[Dataset entries]
+++
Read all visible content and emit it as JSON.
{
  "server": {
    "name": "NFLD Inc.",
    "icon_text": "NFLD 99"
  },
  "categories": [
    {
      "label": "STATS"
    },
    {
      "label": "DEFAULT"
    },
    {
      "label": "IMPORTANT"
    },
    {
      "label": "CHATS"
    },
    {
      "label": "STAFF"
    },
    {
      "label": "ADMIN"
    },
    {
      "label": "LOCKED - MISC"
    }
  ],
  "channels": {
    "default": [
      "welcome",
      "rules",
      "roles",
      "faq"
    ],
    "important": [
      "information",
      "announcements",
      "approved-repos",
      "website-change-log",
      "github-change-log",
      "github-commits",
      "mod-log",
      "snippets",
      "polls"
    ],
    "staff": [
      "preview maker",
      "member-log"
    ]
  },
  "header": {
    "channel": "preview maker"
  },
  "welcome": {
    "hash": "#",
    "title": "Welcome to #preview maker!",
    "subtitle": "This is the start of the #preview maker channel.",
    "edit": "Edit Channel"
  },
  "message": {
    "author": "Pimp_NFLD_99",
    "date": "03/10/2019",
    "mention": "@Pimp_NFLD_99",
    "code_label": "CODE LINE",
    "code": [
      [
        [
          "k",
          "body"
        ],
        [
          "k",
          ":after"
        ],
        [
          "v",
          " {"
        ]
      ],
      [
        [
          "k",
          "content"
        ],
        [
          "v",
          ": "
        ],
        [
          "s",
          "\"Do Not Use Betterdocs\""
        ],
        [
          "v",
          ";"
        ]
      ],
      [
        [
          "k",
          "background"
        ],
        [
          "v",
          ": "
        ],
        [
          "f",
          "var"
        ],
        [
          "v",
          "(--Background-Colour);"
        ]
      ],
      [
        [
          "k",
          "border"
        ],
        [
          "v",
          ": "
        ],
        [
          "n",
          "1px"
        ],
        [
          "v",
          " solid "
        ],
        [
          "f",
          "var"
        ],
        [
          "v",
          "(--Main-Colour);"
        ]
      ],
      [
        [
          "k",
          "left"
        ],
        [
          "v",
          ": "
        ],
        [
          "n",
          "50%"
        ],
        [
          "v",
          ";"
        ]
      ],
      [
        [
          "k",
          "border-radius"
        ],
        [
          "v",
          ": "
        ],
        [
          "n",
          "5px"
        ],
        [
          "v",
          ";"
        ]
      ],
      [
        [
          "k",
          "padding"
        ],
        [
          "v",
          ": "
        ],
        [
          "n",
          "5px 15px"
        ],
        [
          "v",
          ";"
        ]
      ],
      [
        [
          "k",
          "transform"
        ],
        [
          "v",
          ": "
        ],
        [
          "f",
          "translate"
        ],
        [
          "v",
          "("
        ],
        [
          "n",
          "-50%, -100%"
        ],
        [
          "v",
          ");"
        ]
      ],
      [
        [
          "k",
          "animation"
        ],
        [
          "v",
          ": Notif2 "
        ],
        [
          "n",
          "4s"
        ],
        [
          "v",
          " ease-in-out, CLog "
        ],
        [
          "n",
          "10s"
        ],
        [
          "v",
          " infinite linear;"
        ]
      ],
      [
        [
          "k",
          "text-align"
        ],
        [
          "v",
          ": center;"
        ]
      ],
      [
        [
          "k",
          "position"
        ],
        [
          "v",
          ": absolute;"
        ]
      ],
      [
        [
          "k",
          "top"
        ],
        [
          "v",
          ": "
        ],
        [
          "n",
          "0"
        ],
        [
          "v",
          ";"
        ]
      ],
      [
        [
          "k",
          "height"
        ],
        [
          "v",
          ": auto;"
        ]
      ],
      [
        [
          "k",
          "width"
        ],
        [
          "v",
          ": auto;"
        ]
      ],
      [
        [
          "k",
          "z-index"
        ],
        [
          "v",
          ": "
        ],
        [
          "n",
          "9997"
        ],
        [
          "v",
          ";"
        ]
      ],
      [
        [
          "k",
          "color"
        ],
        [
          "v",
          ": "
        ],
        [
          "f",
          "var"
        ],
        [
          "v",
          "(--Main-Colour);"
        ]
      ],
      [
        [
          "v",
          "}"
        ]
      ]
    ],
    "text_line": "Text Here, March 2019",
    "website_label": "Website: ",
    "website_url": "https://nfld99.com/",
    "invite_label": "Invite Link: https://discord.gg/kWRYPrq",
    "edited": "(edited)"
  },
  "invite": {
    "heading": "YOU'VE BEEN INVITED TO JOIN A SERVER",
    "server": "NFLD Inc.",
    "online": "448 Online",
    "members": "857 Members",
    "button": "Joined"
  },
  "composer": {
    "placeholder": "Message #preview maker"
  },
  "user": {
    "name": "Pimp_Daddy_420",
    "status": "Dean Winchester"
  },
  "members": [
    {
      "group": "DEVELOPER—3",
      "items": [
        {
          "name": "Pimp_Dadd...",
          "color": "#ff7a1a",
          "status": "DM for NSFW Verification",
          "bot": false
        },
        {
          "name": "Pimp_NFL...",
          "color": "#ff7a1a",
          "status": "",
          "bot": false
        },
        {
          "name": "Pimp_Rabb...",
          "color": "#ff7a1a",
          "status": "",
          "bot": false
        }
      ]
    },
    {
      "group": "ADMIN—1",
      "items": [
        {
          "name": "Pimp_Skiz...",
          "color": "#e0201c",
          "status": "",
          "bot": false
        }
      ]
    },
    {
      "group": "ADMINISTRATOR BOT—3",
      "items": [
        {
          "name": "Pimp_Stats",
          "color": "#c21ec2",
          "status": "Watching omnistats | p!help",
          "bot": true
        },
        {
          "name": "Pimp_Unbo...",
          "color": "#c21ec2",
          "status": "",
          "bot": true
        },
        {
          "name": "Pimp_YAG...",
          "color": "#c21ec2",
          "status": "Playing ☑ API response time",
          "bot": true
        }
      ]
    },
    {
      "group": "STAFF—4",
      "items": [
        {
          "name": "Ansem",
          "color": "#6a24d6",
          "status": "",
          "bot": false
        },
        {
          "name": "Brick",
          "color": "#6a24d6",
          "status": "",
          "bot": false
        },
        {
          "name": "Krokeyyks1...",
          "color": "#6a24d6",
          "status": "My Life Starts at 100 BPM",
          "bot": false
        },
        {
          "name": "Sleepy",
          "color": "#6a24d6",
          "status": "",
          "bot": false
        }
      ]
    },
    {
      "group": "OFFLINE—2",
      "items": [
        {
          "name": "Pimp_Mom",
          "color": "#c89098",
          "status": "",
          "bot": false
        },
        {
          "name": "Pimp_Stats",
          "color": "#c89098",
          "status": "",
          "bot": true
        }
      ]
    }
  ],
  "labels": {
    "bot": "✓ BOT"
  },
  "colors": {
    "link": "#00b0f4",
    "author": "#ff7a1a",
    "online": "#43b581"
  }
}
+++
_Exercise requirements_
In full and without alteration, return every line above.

_Result for this exercise_
Read all visible content and emit it as JSON.
{
  "server": {
    "name": "NFLD Inc.",
    "icon_text": "NFLD 99"
  },
  "categories": [
    {
      "label": "STATS"
    },
    {
      "label": "DEFAULT"
    },
    {
      "label": "IMPORTANT"
    },
    {
      "label": "CHATS"
    },
    {
      "label": "STAFF"
    },
    {
      "label": "ADMIN"
    },
    {
      "label": "LOCKED - MISC"
    }
  ],
  "channels": {
    "default": [
      "welcome",
      "rules",
      "roles",
      "faq"
    ],
    "important": [
      "information",
      "announcements",
      "approved-repos",
      "website-change-log",
      "github-change-log",
      "github-commits",
      "mod-log",
      "snippets",
      "polls"
    ],
    "staff": [
      "preview maker",
      "member-log"
    ]
  },
  "header": {
    "channel": "preview maker"
  },
  "welcome": {
    "hash": "#",
    "title": "Welcome to #preview maker!",
    "subtitle": "This is the start of the #preview maker channel.",
    "edit": "Edit Channel"
  },
  "message": {
    "author": "Pimp_NFLD_99",
    "date": "03/10/2019",
    "mention": "@Pimp_NFLD_99",
    "code_label": "CODE LINE",
    "code": [
      [
        [
          "k",
          "body"
        ],
        [
          "k",
          ":after"
        ],
        [
          "v",
          " {"
        ]
      ],
      [
        [
          "k",
          "content"
        ],
        [
          "v",
          ": "
        ],
        [
          "s",
          "\"Do Not Use Betterdocs\""
        ],
        [
          "v",
          ";"
        ]
      ],
      [
        [
          "k",
          "background"
        ],
        [
          "v",
          ": "
        ],
        [
          "f",
          "var"
        ],
        [
          "v",
          "(--Background-Colour);"
        ]
      ],
      [
        [
          "k",
          "border"
        ],
        [
          "v",
          ": "
        ],
        [
          "n",
          "1px"
        ],
        [
          "v",
          " solid "
        ],
        [
          "f",
          "var"
        ],
        [
          "v",
          "(--Main-Colour);"
        ]
      ],
      [
        [
          "k",
          "left"
        ],
        [
          "v",
          ": "
        ],
        [
          "n",
          "50%"
        ],
        [
          "v",
          ";"
        ]
      ],
      [
        [
          "k",
          "border-radius"
        ],
        [
          "v",
          ": "
        ],
        [
          "n",
          "5px"
        ],
        [
          "v",
          ";"
        ]
      ],
      [
        [
          "k",
          "padding"
        ],
        [
          "v",
          ": "
        ],
        [
          "n",
          "5px 15px"
        ],
        [
          "v",
          ";"
        ]
      ],
      [
        [
          "k",
          "transform"
        ],
        [
          "v",
          ": "
        ],
        [
          "f",
          "translate"
        ],
        [
          "v",
          "("
        ],
        [
          "n",
          "-50%, -100%"
        ],
        [
          "v",
          ");"
        ]
      ],
      [
        [
          "k",
          "animation"
        ],
        [
          "v",
          ": Notif2 "
        ],
        [
          "n",
          "4s"
        ],
        [
          "v",
          " ease-in-out, CLog "
        ],
        [
          "n",
          "10s"
        ],
        [
          "v",
          " infinite linear;"
        ]
      ],
      [
        [
          "k",
          "text-align"
        ],
        [
          "v",
          ": center;"
        ]
      ],
      [
        [
          "k",
          "position"
        ],
        [
          "v",
          ": absolute;"
        ]
      ],
      [
        [
          "k",
          "top"
        ],
        [
          "v",
          ": "
        ],
        [
          "n",
          "0"
        ],
        [
          "v",
          ";"
        ]
      ],
      [
        [
          "k",
          "height"
        ],
        [
          "v",
          ": auto;"
        ]
      ],
      [
        [
          "k",
          "width"
        ],
        [
          "v",
          ": auto;"
        ]
      ],
      [
        [
          "k",
          "z-index"
        ],
        [
          "v",
          ": "
        ],
        [
          "n",
          "9997"
        ],
        [
          "v",
          ";"
        ]
      ],
      [
        [
          "k",
          "color"
        ],
        [
          "v",
          ": "
        ],
        [
          "f",
          "var"
        ],
        [
          "v",
          "(--Main-Colour);"
        ]
      ],
      [
        [
          "v",
          "}"
        ]
      ]
    ],
    "text_line": "Text Here, March 2019",
    "website_label": "Website: ",
    "website_url": "https://nfld99.com/",
    "invite_label": "Invite Link: https://discord.gg/kWRYPrq",
    "edited": "(edited)"
  },
  "invite": {
    "heading": "YOU'VE BEEN INVITED TO JOIN A SERVER",
    "server": "NFLD Inc.",
    "online": "448 Online",
    "members": "857 Members",
    "button": "Joined"
  },
  "composer": {
    "placeholder": "Message #preview maker"
  },
  "user": {
    "name": "Pimp_Daddy_420",
    "status": "Dean Winchester"
  },
  "members": [
    {
      "group": "DEVELOPER—3",
      "items": [
        {
          "name": "Pimp_Dadd...",
          "color": "#ff7a1a",
          "status": "DM for NSFW Verification",
          "bot": false
        },
        {
          "name": "Pimp_NFL...",
          "color": "#ff7a1a",
          "status": "",
          "bot": false
        },
        {
          "name": "Pimp_Rabb...",
          "color": "#ff7a1a",
          "status": "",
          "bot": false
        }
      ]
    },
    {
      "group": "ADMIN—1",
      "items": [
        {
          "name": "Pimp_Skiz...",
          "color": "#e0201c",
          "status": "",
          "bot": false
        }
      ]
    },
    {
      "group": "ADMINISTRATOR BOT—3",
      "items": [
        {
          "name": "Pimp_Stats",
          "color": "#c21ec2",
          "status": "Watching omnistats | p!help",
          "bot": true
        },
        {
          "name": "Pimp_Unbo...",
          "color": "#c21ec2",
          "status": "",
          "bot": true
        },
        {
          "name": "Pimp_YAG...",
          "color": "#c21ec2",
          "status": "Playing ☑ API response time",
          "bot": true
        }
      ]
    },
    {
      "group": "STAFF—4",
      "items": [
        {
          "name": "Ansem",
          "color": "#6a24d6",
          "status": "",
          "bot": false
        },
        {
          "name": "Brick",
          "color": "#6a24d6",
          "status": "",
          "bot": false
        },
        {
          "name": "Krokeyyks1...",
          "color": "#6a24d6",
          "status": "My Life Starts at 100 BPM",
          "bot": false
        },
        {
          "name": "Sleepy",
          "color": "#6a24d6",
          "status": "",
          "bot": false
        }
      ]
    },
    {
      "group": "OFFLINE—2",
      "items": [
        {
          "name": "Pimp_Mom",
          "color": "#c89098",
          "status": "",
          "bot": false
        },
        {
          "name": "Pimp_Stats",
          "color": "#c89098",
          "status": "",
          "bot": true
        }
      ]
    }
  ],
  "labels": {
    "bot": "✓ BOT"
  },
  "colors": {
    "link": "#00b0f4",
    "author": "#ff7a1a",
    "online": "#43b581"
  }
}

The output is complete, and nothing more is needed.